[DATASET ENTRIES — start]
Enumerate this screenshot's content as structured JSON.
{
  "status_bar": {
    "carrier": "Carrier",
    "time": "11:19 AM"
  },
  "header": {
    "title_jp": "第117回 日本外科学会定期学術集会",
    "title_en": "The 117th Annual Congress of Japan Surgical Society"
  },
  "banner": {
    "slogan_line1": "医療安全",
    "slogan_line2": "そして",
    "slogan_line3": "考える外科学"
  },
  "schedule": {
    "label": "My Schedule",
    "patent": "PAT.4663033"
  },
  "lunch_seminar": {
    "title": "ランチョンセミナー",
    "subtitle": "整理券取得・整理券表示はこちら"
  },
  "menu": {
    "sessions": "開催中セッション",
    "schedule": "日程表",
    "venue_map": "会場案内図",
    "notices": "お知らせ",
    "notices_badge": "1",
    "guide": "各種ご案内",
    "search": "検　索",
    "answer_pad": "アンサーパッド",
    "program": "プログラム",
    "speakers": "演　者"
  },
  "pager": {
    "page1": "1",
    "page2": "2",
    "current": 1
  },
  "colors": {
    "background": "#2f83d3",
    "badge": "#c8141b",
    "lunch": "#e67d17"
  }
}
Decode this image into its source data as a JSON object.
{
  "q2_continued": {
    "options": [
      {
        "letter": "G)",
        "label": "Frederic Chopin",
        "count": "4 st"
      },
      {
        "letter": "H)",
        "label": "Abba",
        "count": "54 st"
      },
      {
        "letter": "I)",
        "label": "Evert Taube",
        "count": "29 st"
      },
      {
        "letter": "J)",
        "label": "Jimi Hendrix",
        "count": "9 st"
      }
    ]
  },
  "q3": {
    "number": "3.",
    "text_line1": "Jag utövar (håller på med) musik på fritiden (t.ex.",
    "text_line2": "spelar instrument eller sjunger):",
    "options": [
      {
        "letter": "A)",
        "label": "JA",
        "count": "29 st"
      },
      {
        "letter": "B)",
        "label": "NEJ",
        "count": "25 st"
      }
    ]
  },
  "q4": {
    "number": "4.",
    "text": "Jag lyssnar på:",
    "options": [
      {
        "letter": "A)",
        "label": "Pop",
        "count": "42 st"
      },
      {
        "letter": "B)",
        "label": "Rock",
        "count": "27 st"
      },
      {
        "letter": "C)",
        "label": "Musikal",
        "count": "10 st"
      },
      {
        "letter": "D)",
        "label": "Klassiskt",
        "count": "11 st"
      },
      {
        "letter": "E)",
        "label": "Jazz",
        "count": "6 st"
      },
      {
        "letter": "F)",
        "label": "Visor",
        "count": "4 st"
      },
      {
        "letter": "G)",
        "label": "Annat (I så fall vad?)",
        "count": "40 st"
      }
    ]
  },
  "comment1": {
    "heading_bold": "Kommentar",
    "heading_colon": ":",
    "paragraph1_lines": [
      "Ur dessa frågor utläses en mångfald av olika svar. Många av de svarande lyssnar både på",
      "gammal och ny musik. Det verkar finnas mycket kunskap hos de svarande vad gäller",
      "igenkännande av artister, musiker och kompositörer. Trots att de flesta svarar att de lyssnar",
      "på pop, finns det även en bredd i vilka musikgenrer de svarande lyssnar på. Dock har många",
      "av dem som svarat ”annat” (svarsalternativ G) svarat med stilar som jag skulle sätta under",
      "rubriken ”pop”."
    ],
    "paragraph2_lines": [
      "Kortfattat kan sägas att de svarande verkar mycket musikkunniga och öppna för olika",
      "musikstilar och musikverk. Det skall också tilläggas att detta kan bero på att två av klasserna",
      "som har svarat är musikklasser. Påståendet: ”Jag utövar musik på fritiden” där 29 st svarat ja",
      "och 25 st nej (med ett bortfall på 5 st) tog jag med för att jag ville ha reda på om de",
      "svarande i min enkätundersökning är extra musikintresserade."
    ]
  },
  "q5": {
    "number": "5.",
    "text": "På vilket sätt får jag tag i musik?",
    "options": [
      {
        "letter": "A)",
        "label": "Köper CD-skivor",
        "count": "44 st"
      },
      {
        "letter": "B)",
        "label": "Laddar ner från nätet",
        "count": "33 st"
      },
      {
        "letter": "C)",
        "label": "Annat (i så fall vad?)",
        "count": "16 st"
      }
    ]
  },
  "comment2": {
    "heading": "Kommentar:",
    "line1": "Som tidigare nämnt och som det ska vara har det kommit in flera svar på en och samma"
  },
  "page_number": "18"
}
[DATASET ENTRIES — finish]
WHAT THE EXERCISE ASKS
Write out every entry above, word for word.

ANSWER SECTION
Enumerate this screenshot's content as structured JSON.
{
  "status_bar": {
    "carrier": "Carrier",
    "time": "11:19 AM"
  },
  "header": {
    "title_jp": "第117回 日本外科学会定期学術集会",
    "title_en": "The 117th Annual Congress of Japan Surgical Society"
  },
  "banner": {
    "slogan_line1": "医療安全",
    "slogan_line2": "そして",
    "slogan_line3": "考える外科学"
  },
  "schedule": {
    "label": "My Schedule",
    "patent": "PAT.4663033"
  },
  "lunch_seminar": {
    "title": "ランチョンセミナー",
    "subtitle": "整理券取得・整理券表示はこちら"
  },
  "menu": {
    "sessions": "開催中セッション",
    "schedule": "日程表",
    "venue_map": "会場案内図",
    "notices": "お知らせ",
    "notices_badge": "1",
    "guide": "各種ご案内",
    "search": "検　索",
    "answer_pad": "アンサーパッド",
    "program": "プログラム",
    "speakers": "演　者"
  },
  "pager": {
    "page1": "1",
    "page2": "2",
    "current": 1
  },
  "colors": {
    "background": "#2f83d3",
    "badge": "#c8141b",
    "lunch": "#e67d17"
  }
}
Decode this image into its source data as a JSON object.
{
  "q2_continued": {
    "options": [
      {
        "letter": "G)",
        "label": "Frederic Chopin",
        "count": "4 st"
      },
      {
        "letter": "H)",
        "label": "Abba",
        "count": "54 st"
      },
      {
        "letter": "I)",
        "label": "Evert Taube",
        "count": "29 st"
      },
      {
        "letter": "J)",
        "label": "Jimi Hendrix",
        "count": "9 st"
      }
    ]
  },
  "q3": {
    "number": "3.",
    "text_line1": "Jag utövar (håller på med) musik på fritiden (t.ex.",
    "text_line2": "spelar instrument eller sjunger):",
    "options": [
      {
        "letter": "A)",
        "label": "JA",
        "count": "29 st"
      },
      {
        "letter": "B)",
        "label": "NEJ",
        "count": "25 st"
      }
    ]
  },
  "q4": {
    "number": "4.",
    "text": "Jag lyssnar på:",
    "options": [
      {
        "letter": "A)",
        "label": "Pop",
        "count": "42 st"
      },
      {
        "letter": "B)",
        "label": "Rock",
        "count": "27 st"
      },
      {
        "letter": "C)",
        "label": "Musikal",
        "count": "10 st"
      },
      {
        "letter": "D)",
        "label": "Klassiskt",
        "count": "11 st"
      },
      {
        "letter": "E)",
        "label": "Jazz",
        "count": "6 st"
      },
      {
        "letter": "F)",
        "label": "Visor",
        "count": "4 st"
      },
      {
        "letter": "G)",
        "label": "Annat (I så fall vad?)",
        "count": "40 st"
      }
    ]
  },
  "comment1": {
    "heading_bold": "Kommentar",
    "heading_colon": ":",
    "paragraph1_lines": [
      "Ur dessa frågor utläses en mångfald av olika svar. Många av de svarande lyssnar både på",
      "gammal och ny musik. Det verkar finnas mycket kunskap hos de svarande vad gäller",
      "igenkännande av artister, musiker och kompositörer. Trots att de flesta svarar att de lyssnar",
      "på pop, finns det även en bredd i vilka musikgenrer de svarande lyssnar på. Dock har många",
      "av dem som svarat ”annat” (svarsalternativ G) svarat med stilar som jag skulle sätta under",
      "rubriken ”pop”."
    ],
    "paragraph2_lines": [
      "Kortfattat kan sägas att de svarande verkar mycket musikkunniga och öppna för olika",
      "musikstilar och musikverk. Det skall också tilläggas att detta kan bero på att två av klasserna",
      "som har svarat är musikklasser. Påståendet: ”Jag utövar musik på fritiden” där 29 st svarat ja",
      "och 25 st nej (med ett bortfall på 5 st) tog jag med för att jag ville ha reda på om de",
      "svarande i min enkätundersökning är extra musikintresserade."
    ]
  },
  "q5": {
    "number": "5.",
    "text": "På vilket sätt får jag tag i musik?",
    "options": [
      {
        "letter": "A)",
        "label": "Köper CD-skivor",
        "count": "44 st"
      },
      {
        "letter": "B)",
        "label": "Laddar ner från nätet",
        "count": "33 st"
      },
      {
        "letter": "C)",
        "label": "Annat (i så fall vad?)",
        "count": "16 st"
      }
    ]
  },
  "comment2": {
    "heading": "Kommentar:",
    "line1": "Som tidigare nämnt och som det ska vara har det kommit in flera svar på en och samma"
  },
  "page_number": "18"
}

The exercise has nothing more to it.